### What to work on
Retype every entry below without any change.

### Material provided
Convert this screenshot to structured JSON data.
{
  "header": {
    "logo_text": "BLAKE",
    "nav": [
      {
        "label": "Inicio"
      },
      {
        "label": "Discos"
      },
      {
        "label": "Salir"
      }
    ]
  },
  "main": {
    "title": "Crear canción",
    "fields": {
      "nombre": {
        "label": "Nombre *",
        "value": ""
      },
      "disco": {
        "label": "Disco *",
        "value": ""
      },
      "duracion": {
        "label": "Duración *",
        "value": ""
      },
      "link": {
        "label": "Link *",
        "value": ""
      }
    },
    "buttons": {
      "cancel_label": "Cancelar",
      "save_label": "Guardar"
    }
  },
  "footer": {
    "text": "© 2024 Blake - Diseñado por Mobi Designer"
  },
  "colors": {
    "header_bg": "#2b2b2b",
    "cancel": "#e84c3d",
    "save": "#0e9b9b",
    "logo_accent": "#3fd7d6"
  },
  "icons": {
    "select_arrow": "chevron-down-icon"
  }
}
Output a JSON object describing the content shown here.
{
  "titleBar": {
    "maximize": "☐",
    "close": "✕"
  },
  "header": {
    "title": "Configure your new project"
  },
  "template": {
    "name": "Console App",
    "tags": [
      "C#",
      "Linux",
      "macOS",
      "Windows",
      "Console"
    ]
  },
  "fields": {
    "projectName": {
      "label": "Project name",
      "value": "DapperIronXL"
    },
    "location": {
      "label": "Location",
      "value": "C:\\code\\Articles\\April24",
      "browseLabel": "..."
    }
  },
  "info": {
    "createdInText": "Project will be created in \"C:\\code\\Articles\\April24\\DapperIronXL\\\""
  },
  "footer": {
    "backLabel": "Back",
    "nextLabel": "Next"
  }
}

### Answer for the task
Convert this screenshot to structured JSON data.
{
  "header": {
    "logo_text": "BLAKE",
    "nav": [
      {
        "label": "Inicio"
      },
      {
        "label": "Discos"
      },
      {
        "label": "Salir"
      }
    ]
  },
  "main": {
    "title": "Crear canción",
    "fields": {
      "nombre": {
        "label": "Nombre *",
        "value": ""
      },
      "disco": {
        "label": "Disco *",
        "value": ""
      },
      "duracion": {
        "label": "Duración *",
        "value": ""
      },
      "link": {
        "label": "Link *",
        "value": ""
      }
    },
    "buttons": {
      "cancel_label": "Cancelar",
      "save_label": "Guardar"
    }
  },
  "footer": {
    "text": "© 2024 Blake - Diseñado por Mobi Designer"
  },
  "colors": {
    "header_bg": "#2b2b2b",
    "cancel": "#e84c3d",
    "save": "#0e9b9b",
    "logo_accent": "#3fd7d6"
  },
  "icons": {
    "select_arrow": "chevron-down-icon"
  }
}
Output a JSON object describing the content shown here.
{
  "titleBar": {
    "maximize": "☐",
    "close": "✕"
  },
  "header": {
    "title": "Configure your new project"
  },
  "template": {
    "name": "Console App",
    "tags": [
      "C#",
      "Linux",
      "macOS",
      "Windows",
      "Console"
    ]
  },
  "fields": {
    "projectName": {
      "label": "Project name",
      "value": "DapperIronXL"
    },
    "location": {
      "label": "Location",
      "value": "C:\\code\\Articles\\April24",
      "browseLabel": "..."
    }
  },
  "info": {
    "createdInText": "Project will be created in \"C:\\code\\Articles\\April24\\DapperIronXL\\\""
  },
  "footer": {
    "backLabel": "Back",
    "nextLabel": "Next"
  }
}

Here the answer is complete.